Soccer’s guard of honor is another. For the uninitiated, when a team clinches the league title before the end of the season, it is customary (though not universal) that in the games left on the schedule their opponents will form a guard of honor before the match and applaud them as the champions walk out onto the field. It looks cool, it gives fans of the champions a warm feeling inside (Man City having to do so for Liverpool in 2020 was one of the highlights of Liverpool’s triumph, even if City went on to batter Liverpool that match 5-0 because the Reds were still half-drunk. And “half” is probably being kind). But it’s probably another instance where if you got the players’ true opinion of it, they’d rather do without it. Still, tradition and pomp and all that.
Well, Atlético Madrid aren’t putting on any airs when it comes to their match with now-champions and crosstown rival Real Madrid when the latter roll up to the Wando Metropolitano on Sunday. Not only does Atlético have no plans to form a guard of honor, they’re firebombing the whole idea:
“Some people want to convert what started as a show of respect for the champion into a public toll to be paid by their opponents with the goal of humiliation,” read an Atlético Madrid statement.
“Atlético Madrid will not, under any circumstances, participate in this attempt at mocking in which the genuine ideals of sport are utterly disregarded.” It also creates rivalry and conflict among fans.”
“We’ve been in a few such circumstances in recent years after winning various trophies, including two league crowns, and on some times, the other side paid honor to our champions, while on other occasions, there was none.”
The Atlético statement then goes on to wail that no one gave them a guard of honor when they won the title last season, which ignores the fact that they won it on the last day of the season and when the new season rolls around, well, no one gives a guard of honor because no one is champion yet.
But the spraying to all fields and the thumb in the eye of tradition and respect is at the very heart of what Atlético Madrid are now.
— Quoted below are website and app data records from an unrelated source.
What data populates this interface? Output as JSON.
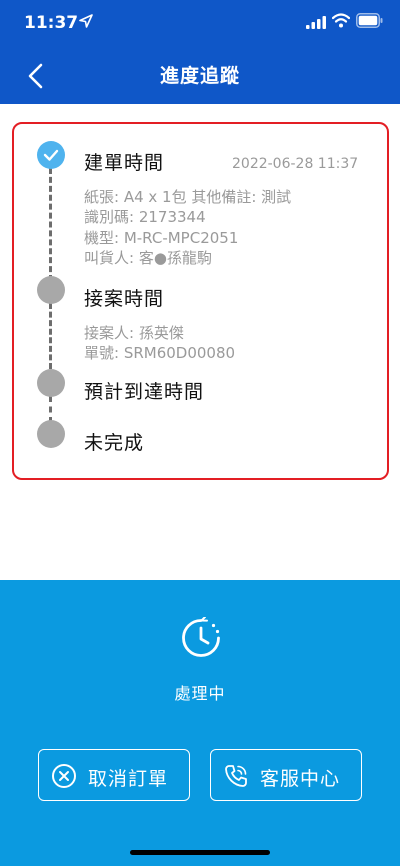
{
  "status_bar": {
    "time": "11:37"
  },
  "header": {
    "title": "進度追蹤"
  },
  "timeline": {
    "steps": [
      {
        "title": "建單時間",
        "date": "2022-06-28 11:37",
        "status": "done",
        "details": [
          "紙張: A4 x 1包 其他備註: 測試",
          "識別碼: 2173344",
          "機型: M-RC-MPC2051",
          "叫貨人: 客●孫龍駒"
        ]
      },
      {
        "title": "接案時間",
        "status": "pending",
        "details": [
          "接案人: 孫英傑",
          "單號: SRM60D00080"
        ]
      },
      {
        "title": "預計到達時間",
        "status": "pending"
      },
      {
        "title": "未完成",
        "status": "pending"
      }
    ]
  },
  "status_panel": {
    "state": "處理中"
  },
  "actions": {
    "cancel_label": "取消訂單",
    "service_label": "客服中心"
  },
  "colors": {
    "header": "#0f57c8",
    "panel": "#0b9ae0",
    "done_node": "#4fb3ee",
    "pending_node": "#a8a8a8",
    "highlight_border": "#e31e24"
  }
}
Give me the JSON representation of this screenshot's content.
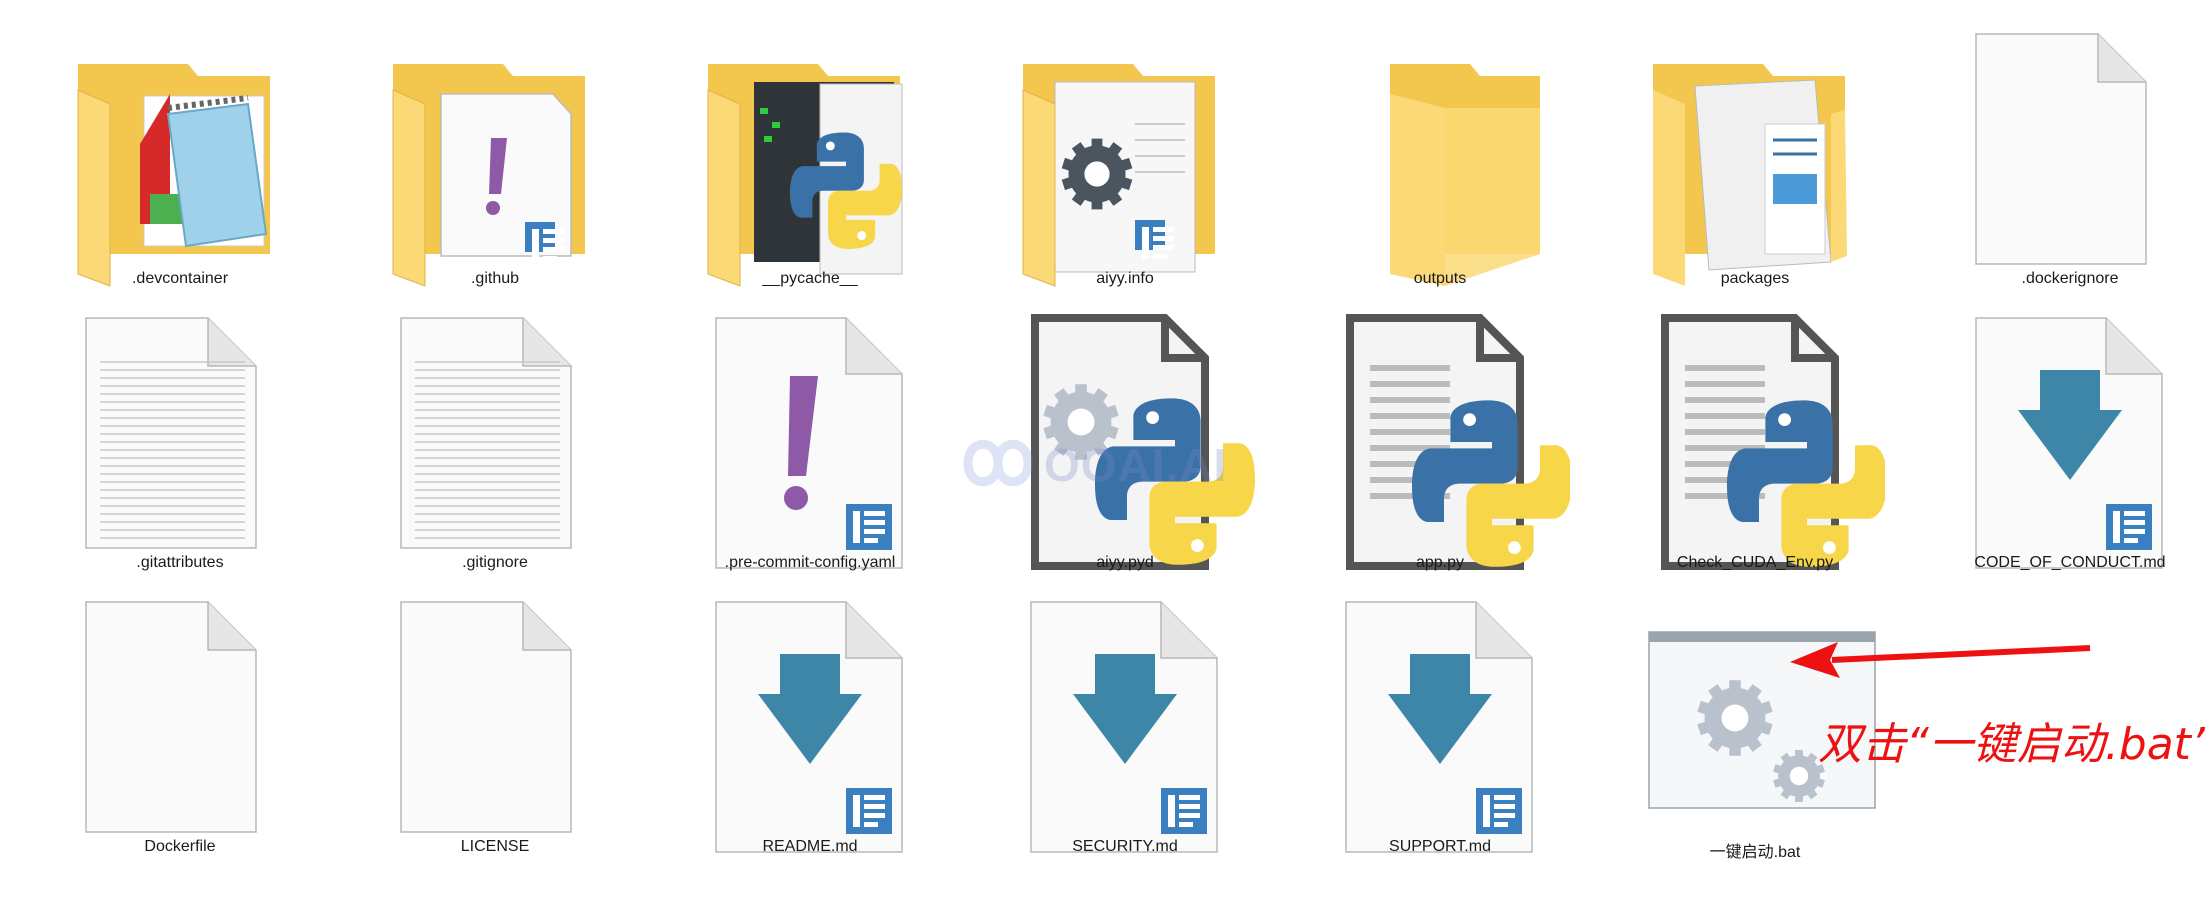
{
  "items": [
    {
      "label": ".devcontainer",
      "icon": "folder-notepad-icon",
      "type": "folder"
    },
    {
      "label": ".github",
      "icon": "folder-yaml-icon",
      "type": "folder"
    },
    {
      "label": "__pycache__",
      "icon": "folder-python-icon",
      "type": "folder"
    },
    {
      "label": "aiyy.info",
      "icon": "folder-settings-icon",
      "type": "folder"
    },
    {
      "label": "outputs",
      "icon": "folder-icon",
      "type": "folder"
    },
    {
      "label": "packages",
      "icon": "folder-documents-icon",
      "type": "folder"
    },
    {
      "label": ".dockerignore",
      "icon": "blank-file-icon",
      "type": "file"
    },
    {
      "label": ".gitattributes",
      "icon": "text-file-icon",
      "type": "file"
    },
    {
      "label": ".gitignore",
      "icon": "text-file-icon",
      "type": "file"
    },
    {
      "label": ".pre-commit-config.yaml",
      "icon": "yaml-file-icon",
      "type": "file"
    },
    {
      "label": "aiyy.pyd",
      "icon": "python-extension-icon",
      "type": "file"
    },
    {
      "label": "app.py",
      "icon": "python-script-icon",
      "type": "file"
    },
    {
      "label": "Check_CUDA_Env.py",
      "icon": "python-script-icon",
      "type": "file"
    },
    {
      "label": "CODE_OF_CONDUCT.md",
      "icon": "markdown-file-icon",
      "type": "file"
    },
    {
      "label": "Dockerfile",
      "icon": "blank-file-icon",
      "type": "file"
    },
    {
      "label": "LICENSE",
      "icon": "blank-file-icon",
      "type": "file"
    },
    {
      "label": "README.md",
      "icon": "markdown-file-icon",
      "type": "file"
    },
    {
      "label": "SECURITY.md",
      "icon": "markdown-file-icon",
      "type": "file"
    },
    {
      "label": "SUPPORT.md",
      "icon": "markdown-file-icon",
      "type": "file"
    },
    {
      "label": "一键启动.bat",
      "icon": "batch-file-icon",
      "type": "file"
    }
  ],
  "watermark": {
    "text": "OOAI.AI"
  },
  "annotation": {
    "text": "双击“一键启动.bat”",
    "color": "#ee1111"
  },
  "colors": {
    "folder_back": "#f3c64d",
    "folder_front": "#fbd977",
    "python_blue": "#3a72a8",
    "python_yellow": "#f7d64a",
    "markdown_blue": "#3a7fbf",
    "download_teal": "#3d86a8",
    "yaml_purple": "#8e5aa8",
    "gear_gray": "#b9c2cc"
  }
}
They are the zig to the soccer world’s zag, and it’s what makes them pretty wonderful. While the game has moved on to a faster, more attacking style, Atlético revel in defending and stopping things up. As fans turn more and more against diving, Atlético’s players hit the turf merely to get a reaction from their opponents and media alike. No one bitches to a ref more in the hopes of getting a call later. Every bit of an Atlético match is more about making everyone relive high school than it is about soccer.
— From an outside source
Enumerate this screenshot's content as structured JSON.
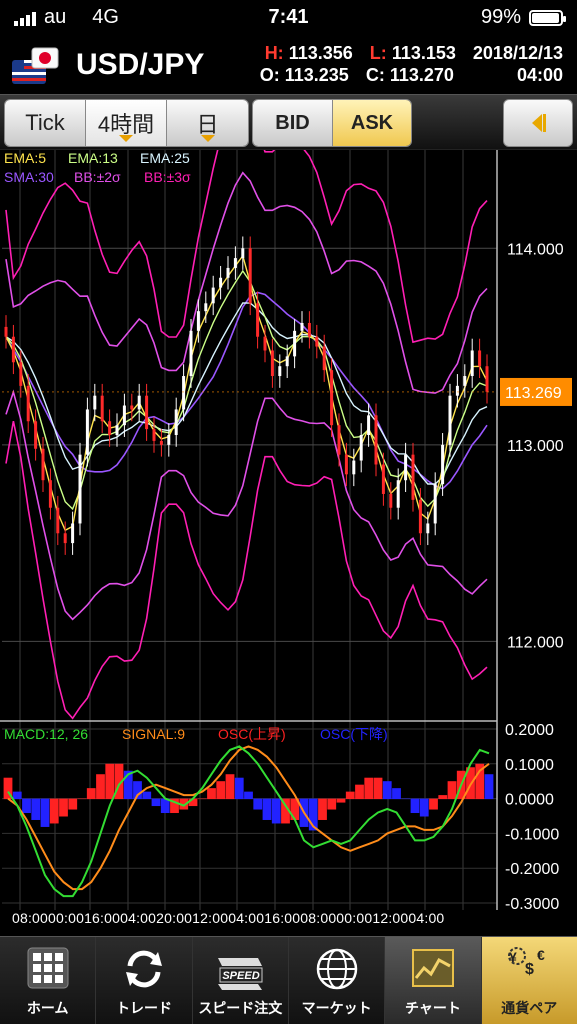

So of course they’re not going to give their biggest and most hated rivals a guard of honor. If there’s one team on Earth that isn’t going to conform to anyone’s idea of tradition, it’s Atlético. They’ll not do it simply because they were asked to. It would go against everything they stand for. Pissing on people’s cereal is their raison d’etre. If Real Madrid think about it, Atlético’s kicking and screaming about it and decrying the very suggestion is actually, probably a bigger mark of respect than the guard of honor would have been in the first place.
To label Atlético’s words and deeds immature or unsportsmanlike or petulant, while correct on the surface, is to miss the point. Someone has to stand out and call bullshit on all of this, whether it’s actually bullshit or not. Someone has to stay true to their colors and never give an inch to those they detest, which in Atlético’s case is basically the entire world. Atlético is neither above or below the customs of the rest of the sport. They’re just apart from it, living in their own underground world and spitting at any convention from the outside. Every arena needs a rebel. And we should love them for it.